_TASK DESCRIPTION_: Find the lines below that contain "label" and tally them. Return only the total.

'''

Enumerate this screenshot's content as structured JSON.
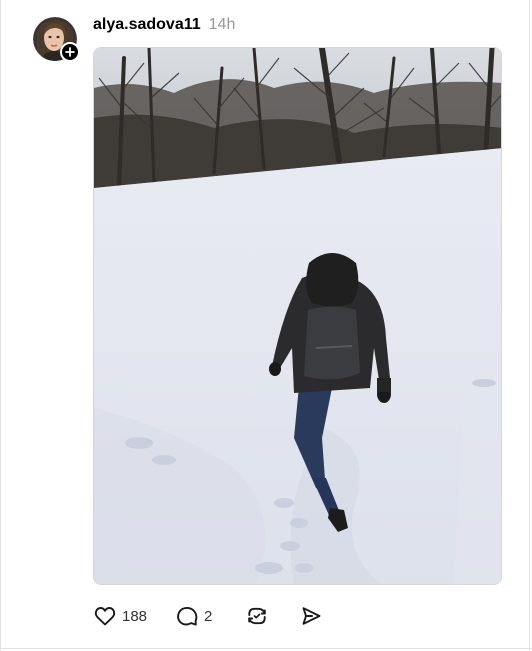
{
  "post": {
    "author": {
      "username": "alya.sadova11",
      "avatar_icon": "avatar-photo",
      "follow_icon": "plus-icon"
    },
    "timestamp": "14h",
    "image": {
      "description_icon": "post-photo"
    },
    "actions": {
      "like": {
        "icon": "heart-icon",
        "count": "188"
      },
      "comment": {
        "icon": "comment-icon",
        "count": "2"
      },
      "repost": {
        "icon": "repost-icon"
      },
      "share": {
        "icon": "share-icon"
      }
    }
  },
  "colors": {
    "text": "#000000",
    "muted": "#999999",
    "count": "#333333",
    "snow": "#e8eaf2",
    "sky": "#cfd3d9",
    "trees": "#3d3a37"
  }
}
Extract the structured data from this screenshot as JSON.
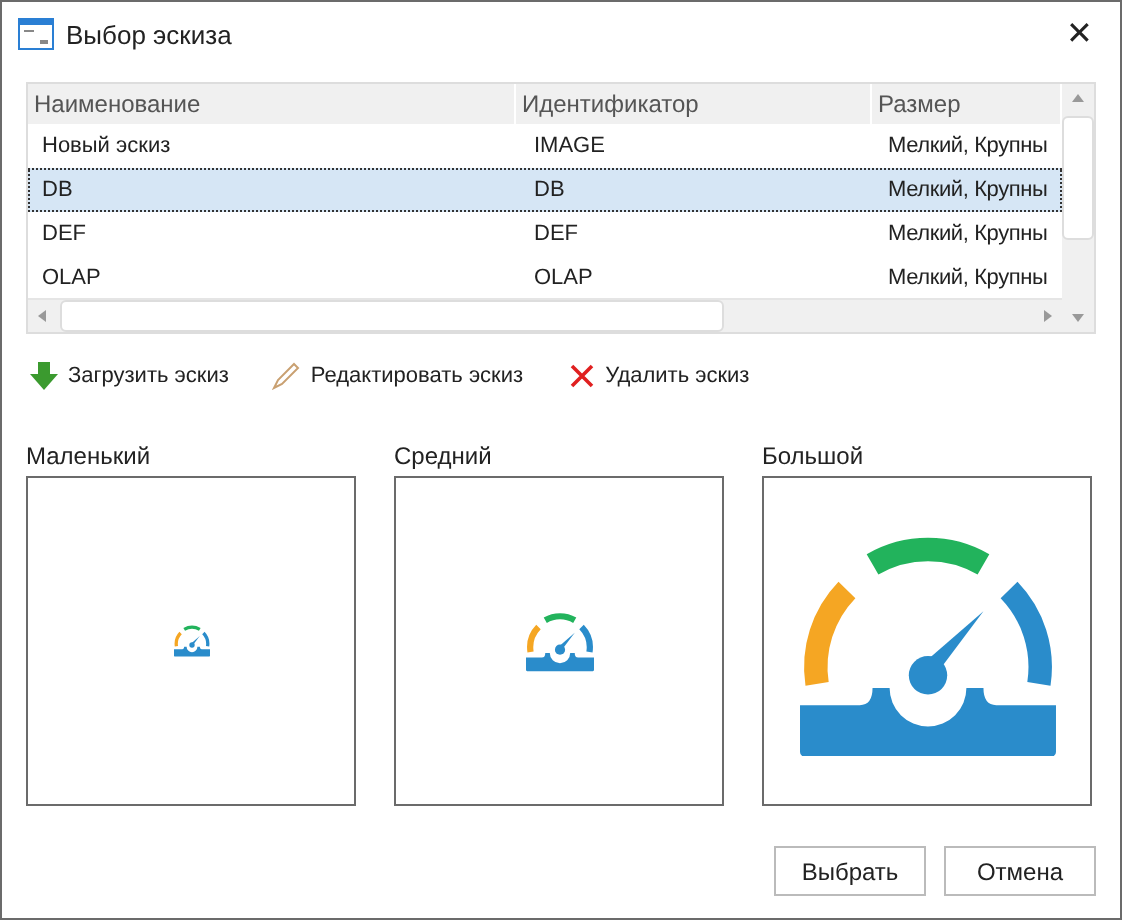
{
  "window": {
    "title": "Выбор эскиза",
    "close": "✕"
  },
  "table": {
    "columns": [
      "Наименование",
      "Идентификатор",
      "Размер"
    ],
    "rows": [
      {
        "cells": [
          "Новый эскиз",
          "IMAGE",
          "Мелкий, Крупны"
        ],
        "selected": false
      },
      {
        "cells": [
          "DB",
          "DB",
          "Мелкий, Крупны"
        ],
        "selected": true
      },
      {
        "cells": [
          "DEF",
          "DEF",
          "Мелкий, Крупны"
        ],
        "selected": false
      },
      {
        "cells": [
          "OLAP",
          "OLAP",
          "Мелкий, Крупны"
        ],
        "selected": false
      }
    ]
  },
  "actions": [
    {
      "kind": "load",
      "label": "Загрузить эскиз"
    },
    {
      "kind": "edit",
      "label": "Редактировать эскиз"
    },
    {
      "kind": "delete",
      "label": "Удалить эскиз"
    }
  ],
  "previews": [
    {
      "label": "Маленький"
    },
    {
      "label": "Средний"
    },
    {
      "label": "Большой"
    }
  ],
  "buttons": [
    "Выбрать",
    "Отмена"
  ]
}
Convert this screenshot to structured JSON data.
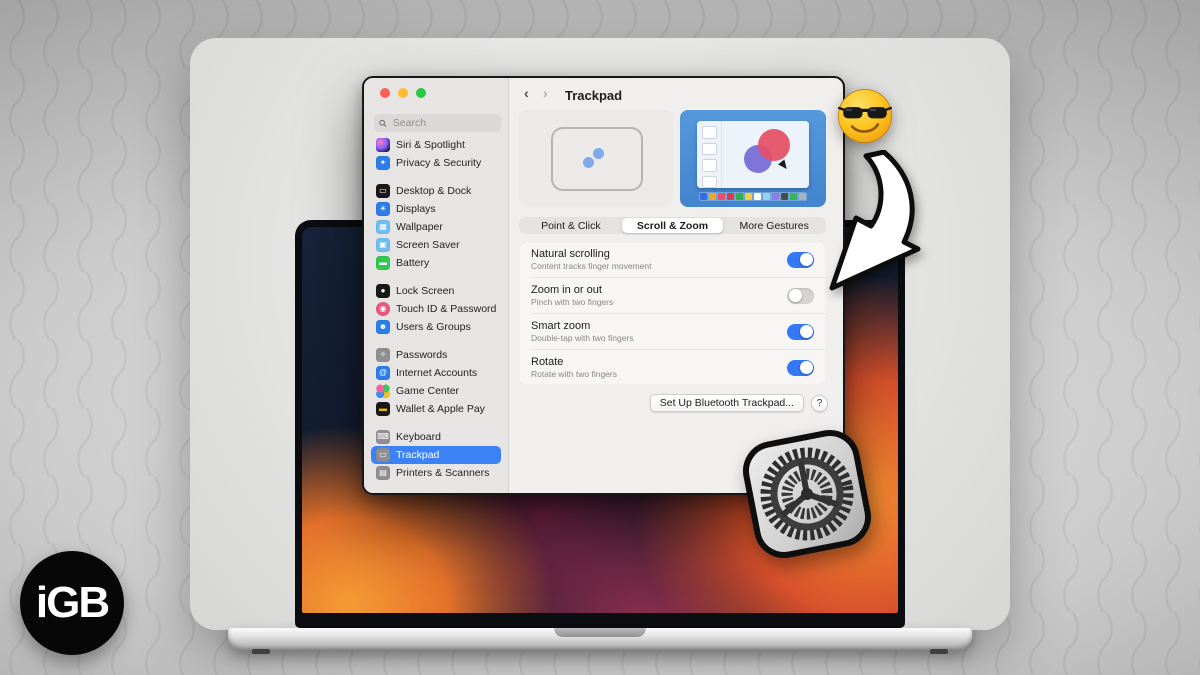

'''

_RESPONSE TO THIS EXERCISE_: 6